Task instructions: Scan the records for the string "count", then copy each line that has it.

Given data:
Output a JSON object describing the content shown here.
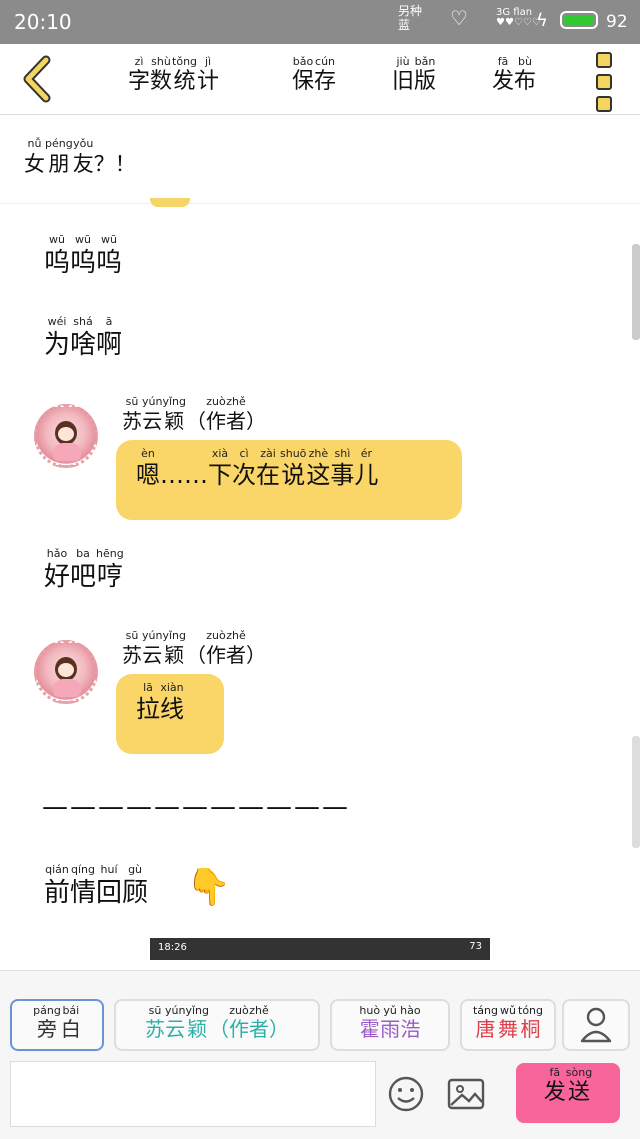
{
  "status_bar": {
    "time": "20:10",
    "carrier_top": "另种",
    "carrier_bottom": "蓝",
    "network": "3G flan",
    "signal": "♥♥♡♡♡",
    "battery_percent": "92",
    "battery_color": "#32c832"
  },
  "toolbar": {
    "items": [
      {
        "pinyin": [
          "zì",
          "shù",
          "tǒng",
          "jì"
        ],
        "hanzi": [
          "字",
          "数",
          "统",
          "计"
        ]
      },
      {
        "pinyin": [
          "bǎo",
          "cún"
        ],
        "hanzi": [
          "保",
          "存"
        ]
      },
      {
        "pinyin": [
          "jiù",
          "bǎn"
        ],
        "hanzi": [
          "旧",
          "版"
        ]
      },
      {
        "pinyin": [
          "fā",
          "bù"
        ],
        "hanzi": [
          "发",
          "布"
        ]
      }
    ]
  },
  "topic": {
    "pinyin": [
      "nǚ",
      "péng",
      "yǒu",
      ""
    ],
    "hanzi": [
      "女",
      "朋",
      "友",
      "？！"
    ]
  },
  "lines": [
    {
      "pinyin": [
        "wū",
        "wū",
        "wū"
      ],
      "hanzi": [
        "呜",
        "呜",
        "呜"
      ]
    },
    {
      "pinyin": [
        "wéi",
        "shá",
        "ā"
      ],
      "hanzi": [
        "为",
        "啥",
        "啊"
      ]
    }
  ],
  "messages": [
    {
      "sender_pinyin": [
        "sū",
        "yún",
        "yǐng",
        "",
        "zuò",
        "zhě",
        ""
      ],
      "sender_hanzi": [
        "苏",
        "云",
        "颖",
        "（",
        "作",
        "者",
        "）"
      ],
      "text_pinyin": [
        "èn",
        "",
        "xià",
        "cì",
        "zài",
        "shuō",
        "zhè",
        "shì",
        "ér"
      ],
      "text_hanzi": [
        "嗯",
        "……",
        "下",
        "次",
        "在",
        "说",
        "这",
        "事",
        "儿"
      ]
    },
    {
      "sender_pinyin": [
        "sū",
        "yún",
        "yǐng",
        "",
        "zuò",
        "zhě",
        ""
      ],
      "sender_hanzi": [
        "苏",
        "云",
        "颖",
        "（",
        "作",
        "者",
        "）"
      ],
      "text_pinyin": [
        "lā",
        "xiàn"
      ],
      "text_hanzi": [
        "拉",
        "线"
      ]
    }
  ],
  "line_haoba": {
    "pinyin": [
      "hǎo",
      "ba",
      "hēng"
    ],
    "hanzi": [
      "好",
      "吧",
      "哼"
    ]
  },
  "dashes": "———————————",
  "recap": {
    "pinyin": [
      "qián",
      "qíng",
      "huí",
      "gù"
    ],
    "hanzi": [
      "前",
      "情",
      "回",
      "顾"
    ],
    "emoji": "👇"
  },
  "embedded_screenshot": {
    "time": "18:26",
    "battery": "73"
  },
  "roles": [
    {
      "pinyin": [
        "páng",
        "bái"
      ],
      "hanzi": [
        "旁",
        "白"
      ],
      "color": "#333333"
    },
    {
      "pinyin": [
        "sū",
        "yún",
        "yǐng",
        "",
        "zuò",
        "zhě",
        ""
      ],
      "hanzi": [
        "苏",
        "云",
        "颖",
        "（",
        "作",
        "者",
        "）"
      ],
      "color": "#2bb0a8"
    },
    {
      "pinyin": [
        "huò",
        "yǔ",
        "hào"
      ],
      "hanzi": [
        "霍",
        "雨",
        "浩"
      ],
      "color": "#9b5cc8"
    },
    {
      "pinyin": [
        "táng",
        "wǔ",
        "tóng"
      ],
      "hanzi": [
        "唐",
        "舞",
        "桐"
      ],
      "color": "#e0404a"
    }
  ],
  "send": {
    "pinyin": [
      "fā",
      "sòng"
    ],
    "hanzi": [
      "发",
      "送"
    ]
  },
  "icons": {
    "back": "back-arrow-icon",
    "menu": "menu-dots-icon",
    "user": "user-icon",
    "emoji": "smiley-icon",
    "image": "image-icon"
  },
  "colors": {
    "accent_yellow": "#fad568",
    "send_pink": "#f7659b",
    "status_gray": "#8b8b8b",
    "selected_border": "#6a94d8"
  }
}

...

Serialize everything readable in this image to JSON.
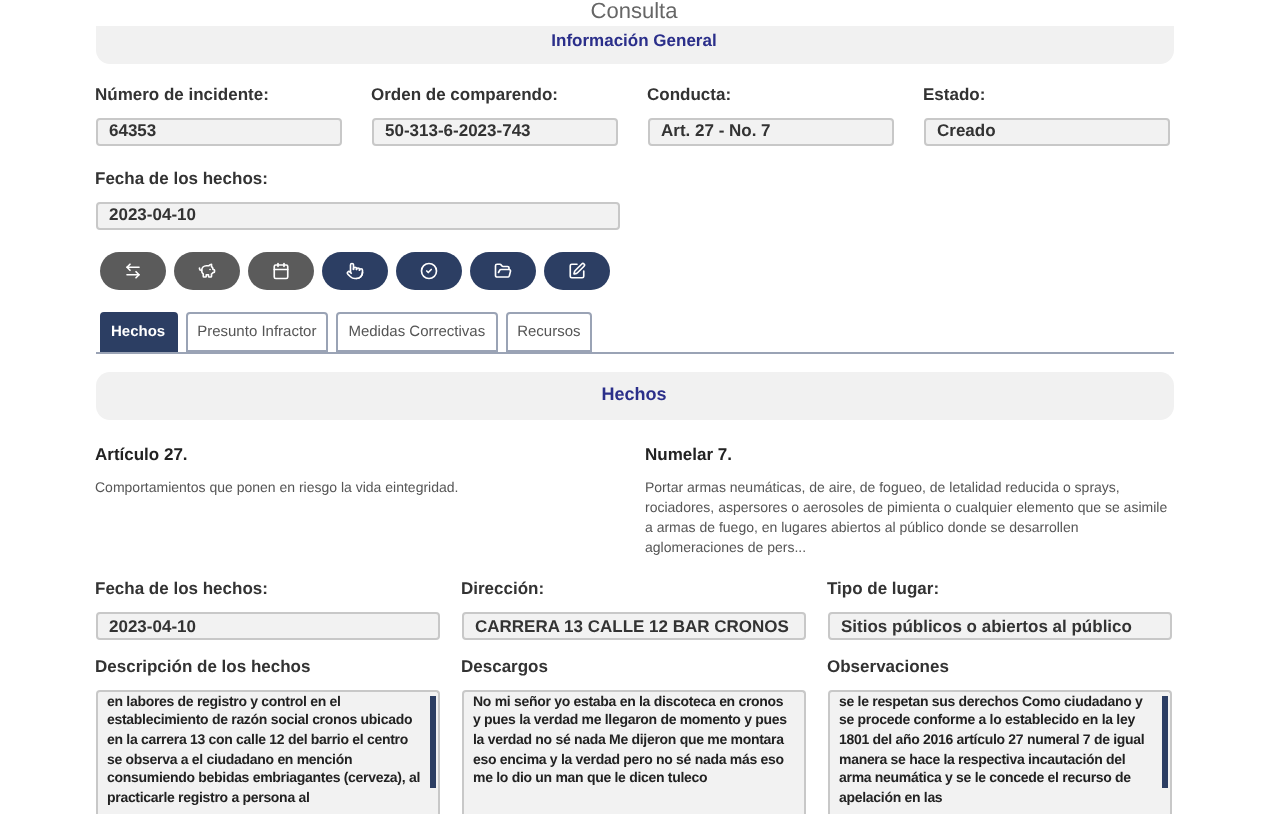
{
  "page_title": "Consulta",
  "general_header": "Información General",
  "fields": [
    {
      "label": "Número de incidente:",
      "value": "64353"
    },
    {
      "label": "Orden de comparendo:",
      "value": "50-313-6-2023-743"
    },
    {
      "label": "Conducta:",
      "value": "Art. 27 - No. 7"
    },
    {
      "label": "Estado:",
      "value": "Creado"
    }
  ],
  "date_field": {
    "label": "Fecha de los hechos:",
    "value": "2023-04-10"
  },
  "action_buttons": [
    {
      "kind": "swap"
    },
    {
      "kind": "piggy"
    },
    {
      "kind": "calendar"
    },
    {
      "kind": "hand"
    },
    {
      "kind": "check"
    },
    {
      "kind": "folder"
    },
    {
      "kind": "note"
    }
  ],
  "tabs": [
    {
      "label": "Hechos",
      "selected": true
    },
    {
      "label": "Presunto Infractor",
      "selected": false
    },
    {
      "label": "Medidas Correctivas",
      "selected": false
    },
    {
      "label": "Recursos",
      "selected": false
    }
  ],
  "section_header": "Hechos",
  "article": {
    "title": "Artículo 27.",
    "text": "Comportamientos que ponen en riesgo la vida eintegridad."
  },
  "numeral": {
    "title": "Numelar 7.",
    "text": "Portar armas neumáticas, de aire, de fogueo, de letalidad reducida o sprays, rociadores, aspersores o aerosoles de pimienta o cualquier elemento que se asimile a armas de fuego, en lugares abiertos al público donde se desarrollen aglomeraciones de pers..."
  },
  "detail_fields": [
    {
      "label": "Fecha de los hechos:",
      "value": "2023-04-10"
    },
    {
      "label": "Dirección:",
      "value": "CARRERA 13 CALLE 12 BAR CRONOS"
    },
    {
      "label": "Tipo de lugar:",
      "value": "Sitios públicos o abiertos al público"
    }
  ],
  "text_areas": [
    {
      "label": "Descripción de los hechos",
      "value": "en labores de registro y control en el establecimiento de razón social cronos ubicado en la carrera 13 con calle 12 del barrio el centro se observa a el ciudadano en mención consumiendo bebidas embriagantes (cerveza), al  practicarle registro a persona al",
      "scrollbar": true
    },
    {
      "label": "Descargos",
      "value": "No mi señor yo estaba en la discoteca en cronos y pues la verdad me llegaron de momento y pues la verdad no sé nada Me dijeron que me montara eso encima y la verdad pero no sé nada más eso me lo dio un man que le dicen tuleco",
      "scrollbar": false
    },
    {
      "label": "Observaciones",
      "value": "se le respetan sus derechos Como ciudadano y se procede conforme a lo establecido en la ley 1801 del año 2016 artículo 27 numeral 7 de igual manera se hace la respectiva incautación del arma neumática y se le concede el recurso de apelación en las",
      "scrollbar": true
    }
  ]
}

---

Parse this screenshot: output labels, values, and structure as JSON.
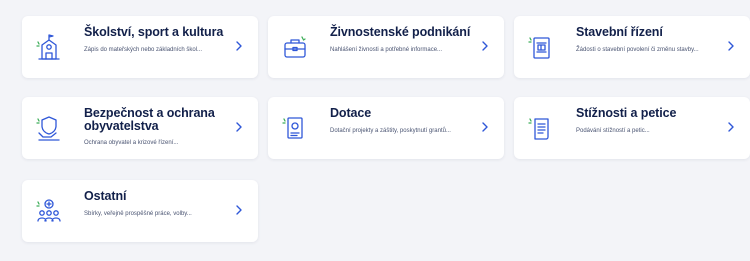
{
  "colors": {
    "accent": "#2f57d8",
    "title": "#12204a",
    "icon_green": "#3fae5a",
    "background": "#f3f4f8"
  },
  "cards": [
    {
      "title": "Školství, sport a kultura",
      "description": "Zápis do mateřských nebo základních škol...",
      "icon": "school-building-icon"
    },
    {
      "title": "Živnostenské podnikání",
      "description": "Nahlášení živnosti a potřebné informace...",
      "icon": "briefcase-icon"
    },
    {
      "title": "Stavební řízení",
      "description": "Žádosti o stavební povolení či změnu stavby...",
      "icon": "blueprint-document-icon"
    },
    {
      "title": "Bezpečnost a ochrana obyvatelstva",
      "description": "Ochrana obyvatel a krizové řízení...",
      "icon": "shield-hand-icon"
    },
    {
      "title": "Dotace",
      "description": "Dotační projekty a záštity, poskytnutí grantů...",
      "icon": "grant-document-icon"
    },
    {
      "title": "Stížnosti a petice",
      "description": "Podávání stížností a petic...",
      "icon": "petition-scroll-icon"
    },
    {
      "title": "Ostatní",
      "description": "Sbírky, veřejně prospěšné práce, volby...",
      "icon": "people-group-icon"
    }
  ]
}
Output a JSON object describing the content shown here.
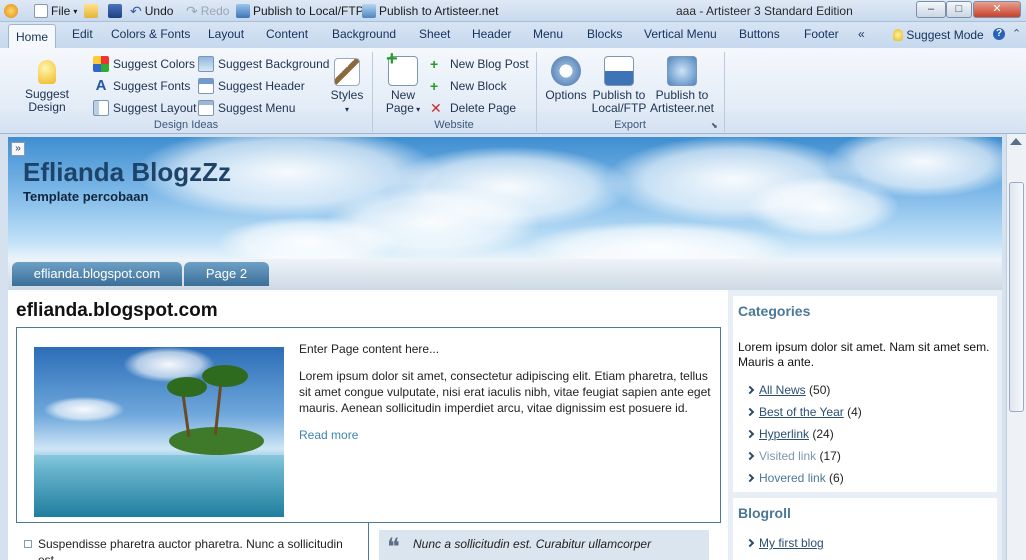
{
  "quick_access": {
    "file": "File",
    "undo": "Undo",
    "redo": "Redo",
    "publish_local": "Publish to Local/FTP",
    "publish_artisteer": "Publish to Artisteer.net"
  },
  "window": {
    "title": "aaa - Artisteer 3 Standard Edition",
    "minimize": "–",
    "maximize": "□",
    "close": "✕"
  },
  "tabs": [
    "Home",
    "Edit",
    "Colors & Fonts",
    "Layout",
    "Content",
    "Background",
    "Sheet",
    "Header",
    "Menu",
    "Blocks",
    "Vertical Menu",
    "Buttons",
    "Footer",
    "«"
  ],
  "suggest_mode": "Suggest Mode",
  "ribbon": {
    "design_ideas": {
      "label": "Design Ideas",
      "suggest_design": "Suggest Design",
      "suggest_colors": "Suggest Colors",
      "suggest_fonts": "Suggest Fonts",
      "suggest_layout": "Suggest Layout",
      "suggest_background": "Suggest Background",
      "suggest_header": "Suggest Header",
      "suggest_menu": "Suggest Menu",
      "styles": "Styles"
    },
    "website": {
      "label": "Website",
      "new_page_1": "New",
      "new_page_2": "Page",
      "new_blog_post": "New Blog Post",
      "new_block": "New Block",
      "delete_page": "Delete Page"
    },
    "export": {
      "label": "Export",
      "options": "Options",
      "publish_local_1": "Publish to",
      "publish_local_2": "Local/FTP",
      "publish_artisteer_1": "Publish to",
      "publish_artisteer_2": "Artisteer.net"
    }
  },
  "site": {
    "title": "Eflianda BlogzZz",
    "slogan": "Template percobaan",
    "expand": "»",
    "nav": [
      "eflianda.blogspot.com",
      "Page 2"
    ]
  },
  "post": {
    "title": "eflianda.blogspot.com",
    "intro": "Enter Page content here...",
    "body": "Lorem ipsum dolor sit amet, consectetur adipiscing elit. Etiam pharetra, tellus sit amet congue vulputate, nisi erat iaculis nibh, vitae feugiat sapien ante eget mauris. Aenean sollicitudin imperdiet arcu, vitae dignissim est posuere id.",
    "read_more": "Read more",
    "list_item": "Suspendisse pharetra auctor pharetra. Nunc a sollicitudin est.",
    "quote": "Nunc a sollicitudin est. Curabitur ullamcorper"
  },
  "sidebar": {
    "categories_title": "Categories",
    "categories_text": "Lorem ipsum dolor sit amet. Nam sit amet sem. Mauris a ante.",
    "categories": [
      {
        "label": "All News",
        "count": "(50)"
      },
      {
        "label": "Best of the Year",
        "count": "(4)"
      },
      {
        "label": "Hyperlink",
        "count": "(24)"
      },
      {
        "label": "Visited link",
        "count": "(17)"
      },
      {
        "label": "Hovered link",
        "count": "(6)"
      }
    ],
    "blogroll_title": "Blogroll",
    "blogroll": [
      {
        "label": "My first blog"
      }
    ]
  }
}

Problem solution:
        "count": "(50)"
        "count": "(4)"
        "count": "(24)"
        "count": "(17)"
        "count": "(6)"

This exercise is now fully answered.